◆ DATA FOR THIS TASK ◆
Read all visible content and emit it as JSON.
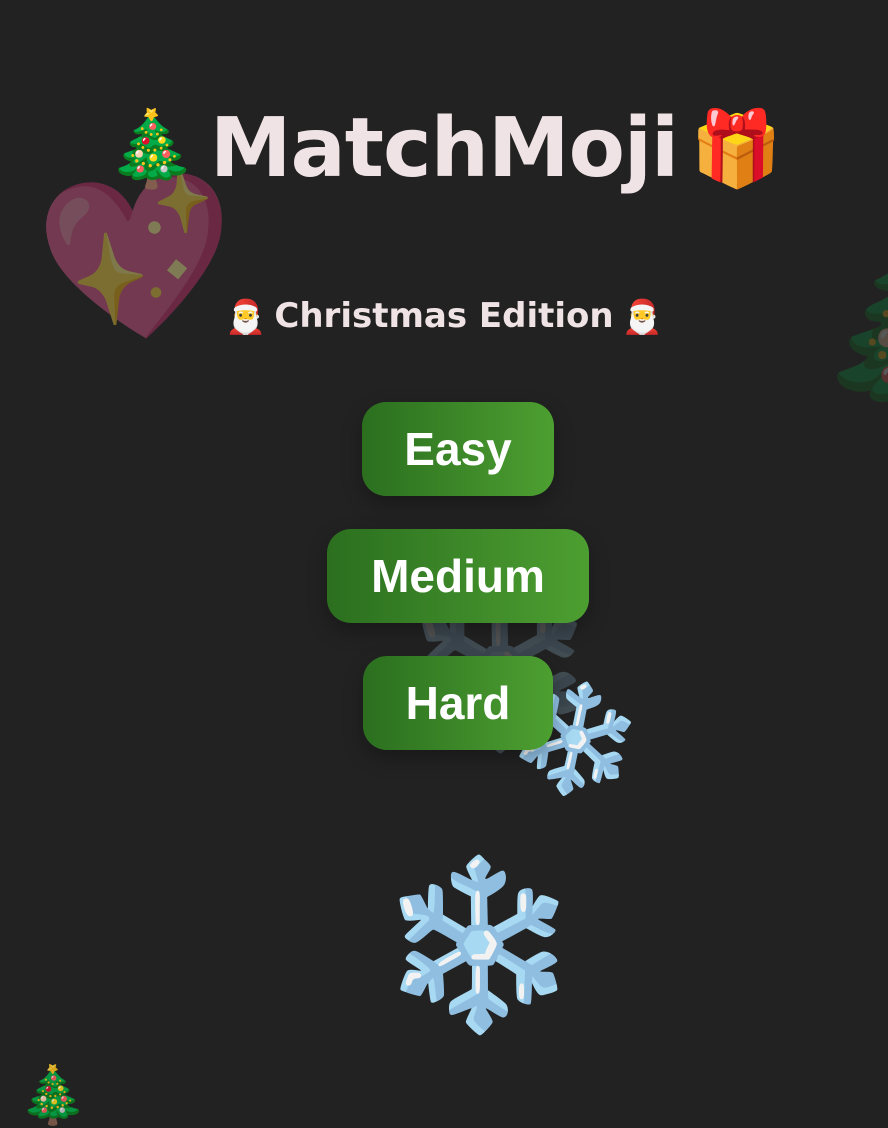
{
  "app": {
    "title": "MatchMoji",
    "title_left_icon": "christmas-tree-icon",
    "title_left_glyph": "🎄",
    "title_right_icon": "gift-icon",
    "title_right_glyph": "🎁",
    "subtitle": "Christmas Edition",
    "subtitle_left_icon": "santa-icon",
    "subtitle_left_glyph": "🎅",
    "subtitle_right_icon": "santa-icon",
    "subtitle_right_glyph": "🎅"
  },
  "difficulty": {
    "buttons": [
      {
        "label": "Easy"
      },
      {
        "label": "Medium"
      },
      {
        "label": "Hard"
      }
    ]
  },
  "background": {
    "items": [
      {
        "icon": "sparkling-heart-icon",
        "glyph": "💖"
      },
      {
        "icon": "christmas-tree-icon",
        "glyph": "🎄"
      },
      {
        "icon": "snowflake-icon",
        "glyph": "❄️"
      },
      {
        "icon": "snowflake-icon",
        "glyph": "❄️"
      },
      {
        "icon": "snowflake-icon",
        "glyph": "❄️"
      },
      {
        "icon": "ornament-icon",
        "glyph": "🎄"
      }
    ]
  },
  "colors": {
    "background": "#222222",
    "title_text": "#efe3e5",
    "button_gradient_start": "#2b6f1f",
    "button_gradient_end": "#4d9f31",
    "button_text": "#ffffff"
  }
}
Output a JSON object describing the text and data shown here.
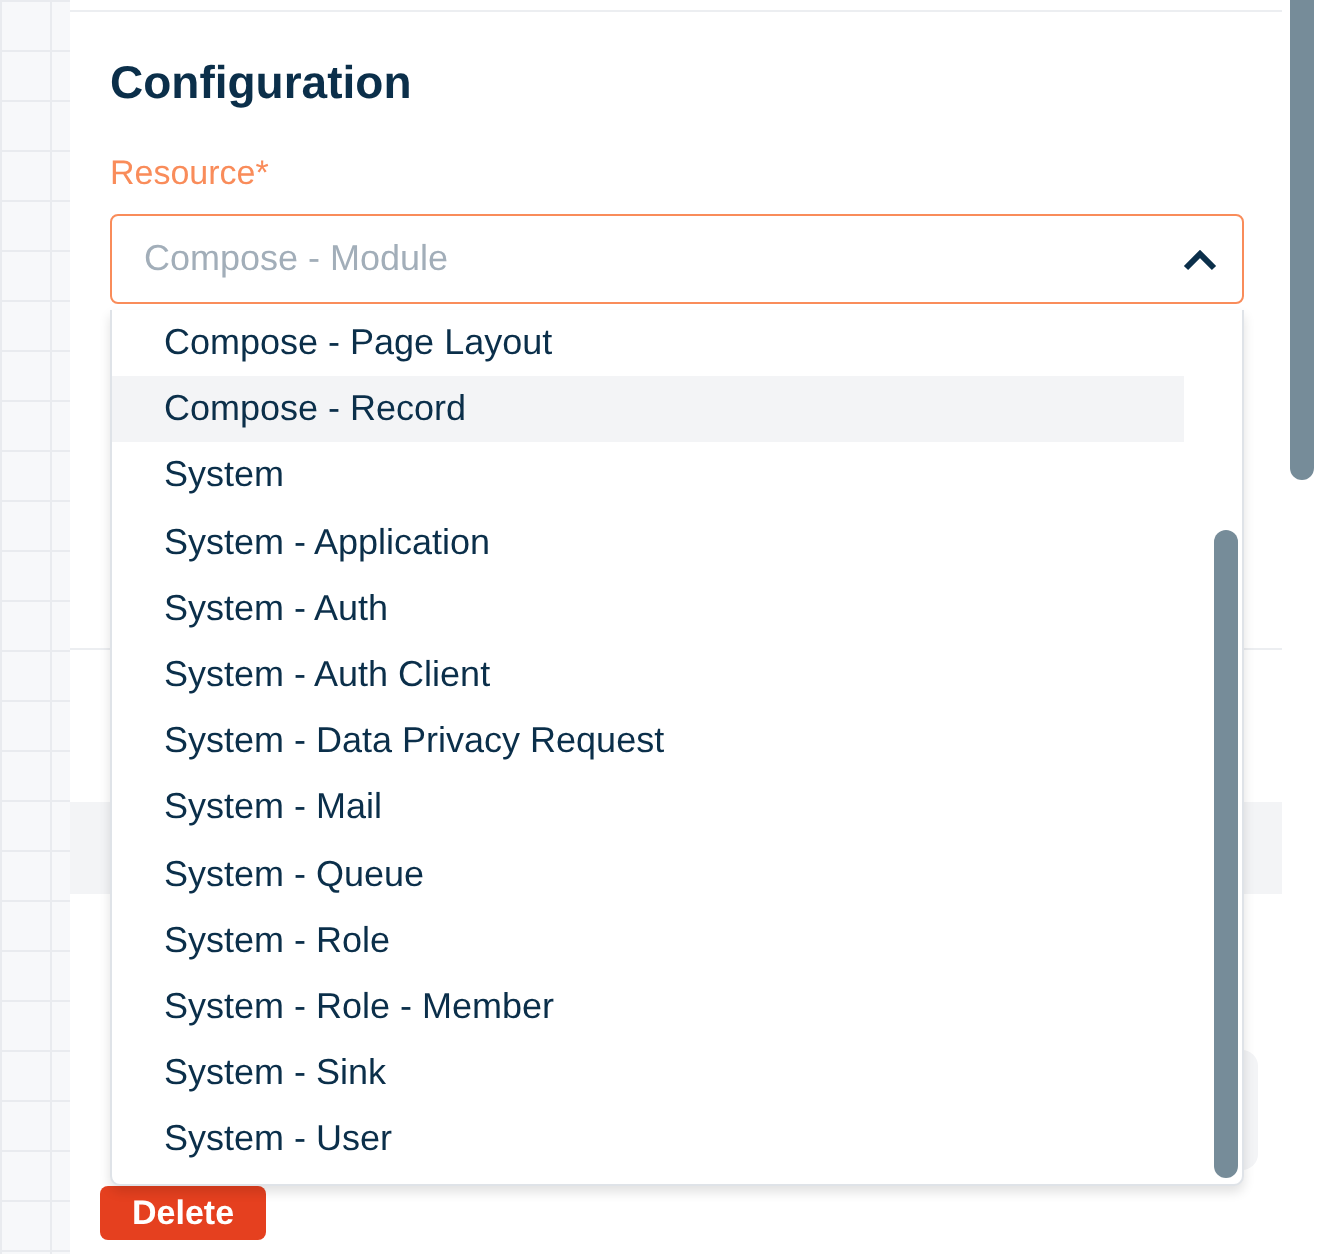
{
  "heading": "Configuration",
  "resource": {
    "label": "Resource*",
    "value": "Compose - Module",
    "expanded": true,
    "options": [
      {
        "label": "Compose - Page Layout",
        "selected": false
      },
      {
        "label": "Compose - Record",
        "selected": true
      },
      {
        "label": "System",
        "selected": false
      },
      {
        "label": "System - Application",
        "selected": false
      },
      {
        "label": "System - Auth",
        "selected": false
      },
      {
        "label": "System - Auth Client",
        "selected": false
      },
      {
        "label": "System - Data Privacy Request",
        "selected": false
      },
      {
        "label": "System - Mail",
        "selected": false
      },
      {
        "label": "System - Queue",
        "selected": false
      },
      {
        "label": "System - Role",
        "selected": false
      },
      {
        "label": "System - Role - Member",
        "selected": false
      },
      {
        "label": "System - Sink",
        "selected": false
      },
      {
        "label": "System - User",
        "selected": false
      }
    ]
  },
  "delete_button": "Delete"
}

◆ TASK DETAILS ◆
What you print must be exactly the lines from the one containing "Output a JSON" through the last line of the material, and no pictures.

◆ WRITTEN REPLY ◆
Output a JSON object describing the text and data shown here.
{
  "heading": "Configuration",
  "resource": {
    "label": "Resource*",
    "value": "Compose - Module",
    "expanded": true,
    "options": [
      {
        "label": "Compose - Page Layout",
        "selected": false
      },
      {
        "label": "Compose - Record",
        "selected": true
      },
      {
        "label": "System",
        "selected": false
      },
      {
        "label": "System - Application",
        "selected": false
      },
      {
        "label": "System - Auth",
        "selected": false
      },
      {
        "label": "System - Auth Client",
        "selected": false
      },
      {
        "label": "System - Data Privacy Request",
        "selected": false
      },
      {
        "label": "System - Mail",
        "selected": false
      },
      {
        "label": "System - Queue",
        "selected": false
      },
      {
        "label": "System - Role",
        "selected": false
      },
      {
        "label": "System - Role - Member",
        "selected": false
      },
      {
        "label": "System - Sink",
        "selected": false
      },
      {
        "label": "System - User",
        "selected": false
      }
    ]
  },
  "delete_button": "Delete"
}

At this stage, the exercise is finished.